Work required:
Below are some records. Pull every line that contains the word "Residual".

BEGIN

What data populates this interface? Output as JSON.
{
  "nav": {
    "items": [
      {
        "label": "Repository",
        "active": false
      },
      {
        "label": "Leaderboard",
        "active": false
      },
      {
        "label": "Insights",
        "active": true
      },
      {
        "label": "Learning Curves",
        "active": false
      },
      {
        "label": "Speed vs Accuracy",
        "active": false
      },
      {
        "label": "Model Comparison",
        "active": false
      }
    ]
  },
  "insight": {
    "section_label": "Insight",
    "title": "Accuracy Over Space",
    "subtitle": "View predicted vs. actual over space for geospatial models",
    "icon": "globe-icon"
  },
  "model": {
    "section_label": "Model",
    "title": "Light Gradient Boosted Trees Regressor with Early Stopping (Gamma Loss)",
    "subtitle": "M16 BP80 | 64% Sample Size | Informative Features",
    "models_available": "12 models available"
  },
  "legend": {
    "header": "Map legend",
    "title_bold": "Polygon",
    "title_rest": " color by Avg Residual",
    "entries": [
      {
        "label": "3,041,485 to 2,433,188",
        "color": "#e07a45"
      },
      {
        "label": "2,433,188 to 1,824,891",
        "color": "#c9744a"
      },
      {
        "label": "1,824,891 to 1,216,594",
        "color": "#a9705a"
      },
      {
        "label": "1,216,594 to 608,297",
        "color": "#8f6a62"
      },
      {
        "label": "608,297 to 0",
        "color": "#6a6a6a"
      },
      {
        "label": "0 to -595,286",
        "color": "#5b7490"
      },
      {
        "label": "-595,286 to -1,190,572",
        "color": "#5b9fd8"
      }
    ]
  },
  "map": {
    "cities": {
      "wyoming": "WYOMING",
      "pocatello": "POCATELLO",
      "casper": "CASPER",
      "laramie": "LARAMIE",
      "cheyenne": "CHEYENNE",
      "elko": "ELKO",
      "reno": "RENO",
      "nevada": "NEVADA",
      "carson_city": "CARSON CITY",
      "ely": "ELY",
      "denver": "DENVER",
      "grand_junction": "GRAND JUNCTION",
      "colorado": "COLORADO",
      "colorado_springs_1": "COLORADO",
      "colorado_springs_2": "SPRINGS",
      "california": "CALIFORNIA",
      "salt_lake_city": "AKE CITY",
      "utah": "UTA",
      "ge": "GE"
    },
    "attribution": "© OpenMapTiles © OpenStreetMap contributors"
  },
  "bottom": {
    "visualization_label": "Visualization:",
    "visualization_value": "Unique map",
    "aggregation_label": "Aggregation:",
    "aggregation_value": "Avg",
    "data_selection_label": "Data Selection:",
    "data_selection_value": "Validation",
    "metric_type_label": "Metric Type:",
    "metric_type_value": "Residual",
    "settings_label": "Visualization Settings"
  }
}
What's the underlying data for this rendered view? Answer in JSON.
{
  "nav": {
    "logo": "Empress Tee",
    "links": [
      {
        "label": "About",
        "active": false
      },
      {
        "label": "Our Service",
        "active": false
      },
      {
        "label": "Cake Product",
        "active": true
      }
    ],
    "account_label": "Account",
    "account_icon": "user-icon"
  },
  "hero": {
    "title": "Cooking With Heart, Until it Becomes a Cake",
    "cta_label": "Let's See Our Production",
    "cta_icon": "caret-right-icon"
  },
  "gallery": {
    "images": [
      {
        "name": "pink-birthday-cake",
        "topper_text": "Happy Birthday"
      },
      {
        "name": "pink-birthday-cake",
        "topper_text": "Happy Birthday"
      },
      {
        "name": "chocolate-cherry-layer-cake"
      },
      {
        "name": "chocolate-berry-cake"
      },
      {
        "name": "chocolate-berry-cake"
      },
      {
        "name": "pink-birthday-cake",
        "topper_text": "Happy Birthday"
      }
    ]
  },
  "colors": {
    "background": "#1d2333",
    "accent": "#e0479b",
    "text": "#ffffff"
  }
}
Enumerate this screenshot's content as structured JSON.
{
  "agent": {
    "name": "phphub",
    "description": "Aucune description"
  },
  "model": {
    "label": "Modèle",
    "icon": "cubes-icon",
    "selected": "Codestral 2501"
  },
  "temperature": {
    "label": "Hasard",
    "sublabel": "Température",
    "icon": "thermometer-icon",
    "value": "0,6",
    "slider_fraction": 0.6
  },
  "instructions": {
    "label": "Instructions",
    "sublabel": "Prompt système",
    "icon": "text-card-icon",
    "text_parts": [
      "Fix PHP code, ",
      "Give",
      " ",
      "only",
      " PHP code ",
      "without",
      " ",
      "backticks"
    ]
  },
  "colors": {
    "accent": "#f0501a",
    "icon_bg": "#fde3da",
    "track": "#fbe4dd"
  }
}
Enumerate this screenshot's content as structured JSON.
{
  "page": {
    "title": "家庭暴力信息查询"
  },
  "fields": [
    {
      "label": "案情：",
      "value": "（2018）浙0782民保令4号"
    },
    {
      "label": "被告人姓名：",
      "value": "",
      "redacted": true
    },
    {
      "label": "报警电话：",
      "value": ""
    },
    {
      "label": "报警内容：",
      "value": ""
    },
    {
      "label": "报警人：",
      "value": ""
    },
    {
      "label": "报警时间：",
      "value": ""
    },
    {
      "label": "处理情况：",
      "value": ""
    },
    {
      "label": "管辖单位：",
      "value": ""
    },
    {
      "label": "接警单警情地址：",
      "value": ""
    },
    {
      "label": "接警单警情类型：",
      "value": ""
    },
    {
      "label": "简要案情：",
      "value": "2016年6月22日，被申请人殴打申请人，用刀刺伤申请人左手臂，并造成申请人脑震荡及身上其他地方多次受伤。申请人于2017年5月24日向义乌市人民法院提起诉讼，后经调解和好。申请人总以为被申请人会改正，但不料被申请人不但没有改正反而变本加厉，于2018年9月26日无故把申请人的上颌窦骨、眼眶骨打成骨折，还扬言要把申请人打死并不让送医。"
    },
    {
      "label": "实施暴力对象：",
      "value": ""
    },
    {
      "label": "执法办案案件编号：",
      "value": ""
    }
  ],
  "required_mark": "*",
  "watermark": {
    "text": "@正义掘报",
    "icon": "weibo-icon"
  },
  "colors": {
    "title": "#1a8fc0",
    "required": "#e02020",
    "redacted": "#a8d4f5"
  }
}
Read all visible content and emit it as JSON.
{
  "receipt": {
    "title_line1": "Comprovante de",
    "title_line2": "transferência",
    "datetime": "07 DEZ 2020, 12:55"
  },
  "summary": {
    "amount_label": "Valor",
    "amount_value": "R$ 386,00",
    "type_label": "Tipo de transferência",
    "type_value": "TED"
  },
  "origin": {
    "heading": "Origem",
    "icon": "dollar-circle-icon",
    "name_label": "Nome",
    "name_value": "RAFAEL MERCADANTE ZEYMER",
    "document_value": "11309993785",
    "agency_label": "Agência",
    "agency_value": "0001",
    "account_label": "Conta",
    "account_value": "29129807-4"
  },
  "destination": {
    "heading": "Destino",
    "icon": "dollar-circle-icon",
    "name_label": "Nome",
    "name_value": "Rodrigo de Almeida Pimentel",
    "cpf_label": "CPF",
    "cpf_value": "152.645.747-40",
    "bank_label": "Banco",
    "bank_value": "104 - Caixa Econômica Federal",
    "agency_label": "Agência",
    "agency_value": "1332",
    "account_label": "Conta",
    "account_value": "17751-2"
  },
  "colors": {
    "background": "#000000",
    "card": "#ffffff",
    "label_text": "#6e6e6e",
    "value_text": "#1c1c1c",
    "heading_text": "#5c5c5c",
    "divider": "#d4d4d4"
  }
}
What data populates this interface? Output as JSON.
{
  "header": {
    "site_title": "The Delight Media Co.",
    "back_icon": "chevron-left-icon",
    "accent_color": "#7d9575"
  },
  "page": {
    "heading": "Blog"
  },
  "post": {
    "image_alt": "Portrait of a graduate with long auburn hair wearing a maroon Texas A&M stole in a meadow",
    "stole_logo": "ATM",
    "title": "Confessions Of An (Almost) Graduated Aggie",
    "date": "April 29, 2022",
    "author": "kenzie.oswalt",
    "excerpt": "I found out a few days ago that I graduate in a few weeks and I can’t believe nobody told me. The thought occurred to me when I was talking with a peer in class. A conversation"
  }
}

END

Your solution:
    "title_rest": " color by Avg Residual",
    "metric_type_value": "Residual",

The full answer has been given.